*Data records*
==========
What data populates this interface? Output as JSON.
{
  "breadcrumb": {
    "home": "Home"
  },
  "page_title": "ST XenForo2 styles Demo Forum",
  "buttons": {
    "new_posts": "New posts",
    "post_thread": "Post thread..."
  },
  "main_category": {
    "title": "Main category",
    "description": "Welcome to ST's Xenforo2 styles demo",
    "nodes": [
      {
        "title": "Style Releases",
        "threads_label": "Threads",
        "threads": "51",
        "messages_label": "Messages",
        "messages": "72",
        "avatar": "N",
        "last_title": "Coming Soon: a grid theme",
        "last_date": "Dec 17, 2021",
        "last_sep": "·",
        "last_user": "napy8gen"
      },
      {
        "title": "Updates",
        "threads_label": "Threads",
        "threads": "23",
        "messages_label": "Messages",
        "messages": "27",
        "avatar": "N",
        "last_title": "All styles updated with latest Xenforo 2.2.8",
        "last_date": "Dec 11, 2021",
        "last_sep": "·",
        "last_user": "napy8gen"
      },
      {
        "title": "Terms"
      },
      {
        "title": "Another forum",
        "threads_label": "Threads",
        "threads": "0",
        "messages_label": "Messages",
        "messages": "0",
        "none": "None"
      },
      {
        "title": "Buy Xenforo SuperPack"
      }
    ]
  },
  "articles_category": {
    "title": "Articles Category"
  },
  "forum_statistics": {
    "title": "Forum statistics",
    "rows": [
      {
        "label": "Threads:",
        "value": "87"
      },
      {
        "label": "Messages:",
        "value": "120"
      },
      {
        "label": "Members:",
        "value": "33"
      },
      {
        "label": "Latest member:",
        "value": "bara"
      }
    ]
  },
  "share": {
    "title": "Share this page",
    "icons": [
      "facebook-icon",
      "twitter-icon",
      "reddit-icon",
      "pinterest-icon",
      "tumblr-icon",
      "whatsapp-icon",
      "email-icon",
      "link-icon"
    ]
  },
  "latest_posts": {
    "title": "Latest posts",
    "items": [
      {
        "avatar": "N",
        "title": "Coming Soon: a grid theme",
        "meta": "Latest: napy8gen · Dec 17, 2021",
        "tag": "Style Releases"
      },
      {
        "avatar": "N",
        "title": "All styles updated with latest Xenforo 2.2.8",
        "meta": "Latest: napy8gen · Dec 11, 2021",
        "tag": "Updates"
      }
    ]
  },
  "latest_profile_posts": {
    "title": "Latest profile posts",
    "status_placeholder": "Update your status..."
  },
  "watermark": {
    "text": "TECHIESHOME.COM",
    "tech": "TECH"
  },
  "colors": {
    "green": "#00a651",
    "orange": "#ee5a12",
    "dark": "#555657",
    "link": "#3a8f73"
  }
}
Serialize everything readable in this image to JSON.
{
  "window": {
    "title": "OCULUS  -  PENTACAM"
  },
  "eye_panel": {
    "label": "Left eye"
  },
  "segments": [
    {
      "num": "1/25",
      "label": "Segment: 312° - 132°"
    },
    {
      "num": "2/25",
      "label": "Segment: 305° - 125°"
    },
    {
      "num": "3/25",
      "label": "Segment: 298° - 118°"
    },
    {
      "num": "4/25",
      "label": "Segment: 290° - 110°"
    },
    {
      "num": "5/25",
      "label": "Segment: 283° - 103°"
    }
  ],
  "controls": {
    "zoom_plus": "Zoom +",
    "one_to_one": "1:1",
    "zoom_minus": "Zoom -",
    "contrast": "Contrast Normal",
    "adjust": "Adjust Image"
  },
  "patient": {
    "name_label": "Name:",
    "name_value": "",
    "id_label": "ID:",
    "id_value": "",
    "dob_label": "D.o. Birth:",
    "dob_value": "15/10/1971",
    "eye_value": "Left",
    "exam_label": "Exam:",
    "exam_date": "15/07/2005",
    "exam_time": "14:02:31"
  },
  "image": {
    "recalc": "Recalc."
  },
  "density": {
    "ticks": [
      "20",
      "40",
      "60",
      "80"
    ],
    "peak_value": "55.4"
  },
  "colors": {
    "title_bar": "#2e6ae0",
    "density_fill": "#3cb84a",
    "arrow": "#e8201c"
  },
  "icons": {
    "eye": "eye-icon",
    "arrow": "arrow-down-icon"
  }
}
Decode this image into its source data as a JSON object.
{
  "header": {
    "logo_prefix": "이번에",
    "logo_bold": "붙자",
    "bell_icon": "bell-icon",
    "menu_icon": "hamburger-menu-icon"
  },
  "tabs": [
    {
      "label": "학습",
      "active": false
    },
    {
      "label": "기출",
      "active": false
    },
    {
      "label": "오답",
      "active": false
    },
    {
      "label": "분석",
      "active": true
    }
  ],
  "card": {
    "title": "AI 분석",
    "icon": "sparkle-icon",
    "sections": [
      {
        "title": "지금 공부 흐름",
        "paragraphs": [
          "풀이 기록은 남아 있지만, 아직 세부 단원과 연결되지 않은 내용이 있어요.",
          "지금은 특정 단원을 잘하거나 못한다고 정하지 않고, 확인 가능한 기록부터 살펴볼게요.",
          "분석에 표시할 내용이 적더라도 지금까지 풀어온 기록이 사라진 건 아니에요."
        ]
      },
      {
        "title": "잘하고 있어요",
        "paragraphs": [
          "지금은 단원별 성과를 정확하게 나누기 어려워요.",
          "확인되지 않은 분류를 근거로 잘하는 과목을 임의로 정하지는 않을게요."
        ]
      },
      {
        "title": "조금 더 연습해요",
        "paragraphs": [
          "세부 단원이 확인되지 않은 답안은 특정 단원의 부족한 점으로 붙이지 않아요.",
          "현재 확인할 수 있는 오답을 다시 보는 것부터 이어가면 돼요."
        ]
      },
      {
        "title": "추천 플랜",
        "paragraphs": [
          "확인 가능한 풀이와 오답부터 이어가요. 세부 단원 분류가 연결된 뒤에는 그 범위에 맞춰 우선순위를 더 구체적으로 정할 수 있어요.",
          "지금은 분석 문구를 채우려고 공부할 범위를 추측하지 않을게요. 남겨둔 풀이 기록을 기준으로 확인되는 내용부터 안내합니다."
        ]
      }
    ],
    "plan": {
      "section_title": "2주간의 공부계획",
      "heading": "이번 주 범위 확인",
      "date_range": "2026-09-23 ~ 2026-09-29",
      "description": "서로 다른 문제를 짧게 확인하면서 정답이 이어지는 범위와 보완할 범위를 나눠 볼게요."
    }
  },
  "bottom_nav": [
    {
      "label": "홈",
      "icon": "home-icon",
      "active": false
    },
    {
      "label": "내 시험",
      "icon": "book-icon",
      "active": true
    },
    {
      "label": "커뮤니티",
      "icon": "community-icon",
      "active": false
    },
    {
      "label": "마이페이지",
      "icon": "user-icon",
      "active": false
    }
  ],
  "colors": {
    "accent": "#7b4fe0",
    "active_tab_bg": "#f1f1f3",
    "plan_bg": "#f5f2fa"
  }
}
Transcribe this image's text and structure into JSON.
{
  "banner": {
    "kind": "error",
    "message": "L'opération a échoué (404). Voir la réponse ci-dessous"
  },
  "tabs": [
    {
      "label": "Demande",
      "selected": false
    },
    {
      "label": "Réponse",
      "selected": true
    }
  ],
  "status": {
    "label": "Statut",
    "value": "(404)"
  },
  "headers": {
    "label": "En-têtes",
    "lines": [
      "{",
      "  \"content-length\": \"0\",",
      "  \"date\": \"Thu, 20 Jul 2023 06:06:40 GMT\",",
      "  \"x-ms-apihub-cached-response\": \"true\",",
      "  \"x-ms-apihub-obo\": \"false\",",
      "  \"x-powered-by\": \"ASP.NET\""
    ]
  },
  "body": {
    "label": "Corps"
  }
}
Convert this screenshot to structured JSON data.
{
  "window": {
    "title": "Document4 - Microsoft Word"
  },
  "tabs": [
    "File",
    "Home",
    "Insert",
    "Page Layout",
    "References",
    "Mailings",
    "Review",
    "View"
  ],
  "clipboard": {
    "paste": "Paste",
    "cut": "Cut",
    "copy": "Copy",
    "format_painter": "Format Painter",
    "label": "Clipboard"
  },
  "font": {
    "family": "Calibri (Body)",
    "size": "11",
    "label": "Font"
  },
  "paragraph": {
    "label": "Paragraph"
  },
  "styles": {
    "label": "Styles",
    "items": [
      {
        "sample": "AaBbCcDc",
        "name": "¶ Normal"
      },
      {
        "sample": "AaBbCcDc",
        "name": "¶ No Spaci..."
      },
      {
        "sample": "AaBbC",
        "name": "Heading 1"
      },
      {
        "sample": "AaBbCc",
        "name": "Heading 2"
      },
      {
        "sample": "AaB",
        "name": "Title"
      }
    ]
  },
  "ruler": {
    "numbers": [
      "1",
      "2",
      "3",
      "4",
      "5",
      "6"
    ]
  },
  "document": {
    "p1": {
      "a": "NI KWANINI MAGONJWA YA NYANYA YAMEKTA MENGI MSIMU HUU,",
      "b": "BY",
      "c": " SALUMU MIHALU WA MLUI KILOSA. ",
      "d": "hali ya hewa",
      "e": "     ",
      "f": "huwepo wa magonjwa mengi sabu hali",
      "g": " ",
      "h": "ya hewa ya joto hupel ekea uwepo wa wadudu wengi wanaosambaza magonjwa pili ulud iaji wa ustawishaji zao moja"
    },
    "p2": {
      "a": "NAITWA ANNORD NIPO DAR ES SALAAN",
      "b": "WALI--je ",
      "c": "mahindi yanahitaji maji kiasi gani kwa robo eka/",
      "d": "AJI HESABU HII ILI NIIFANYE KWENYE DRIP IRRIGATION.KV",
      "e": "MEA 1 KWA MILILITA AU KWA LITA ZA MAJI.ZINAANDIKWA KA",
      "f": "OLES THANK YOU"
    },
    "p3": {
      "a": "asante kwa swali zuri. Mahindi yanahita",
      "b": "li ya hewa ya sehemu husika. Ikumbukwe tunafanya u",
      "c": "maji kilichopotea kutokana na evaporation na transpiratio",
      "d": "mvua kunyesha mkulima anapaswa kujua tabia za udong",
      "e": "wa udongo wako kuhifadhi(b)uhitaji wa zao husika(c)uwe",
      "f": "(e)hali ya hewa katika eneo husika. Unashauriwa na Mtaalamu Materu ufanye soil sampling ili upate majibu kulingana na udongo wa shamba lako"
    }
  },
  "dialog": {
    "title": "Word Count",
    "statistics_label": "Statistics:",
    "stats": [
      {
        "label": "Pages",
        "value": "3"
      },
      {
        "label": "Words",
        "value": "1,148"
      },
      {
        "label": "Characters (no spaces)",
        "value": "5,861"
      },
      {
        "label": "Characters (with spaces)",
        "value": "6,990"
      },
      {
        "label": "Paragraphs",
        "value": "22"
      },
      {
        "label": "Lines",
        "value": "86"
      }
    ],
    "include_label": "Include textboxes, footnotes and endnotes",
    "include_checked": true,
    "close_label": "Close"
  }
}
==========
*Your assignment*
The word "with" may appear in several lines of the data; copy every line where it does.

*Exercise response*
        "last_title": "All styles updated with latest Xenforo 2.2.8",
        "title": "All styles updated with latest Xenforo 2.2.8",
        "label": "Characters (with spaces)",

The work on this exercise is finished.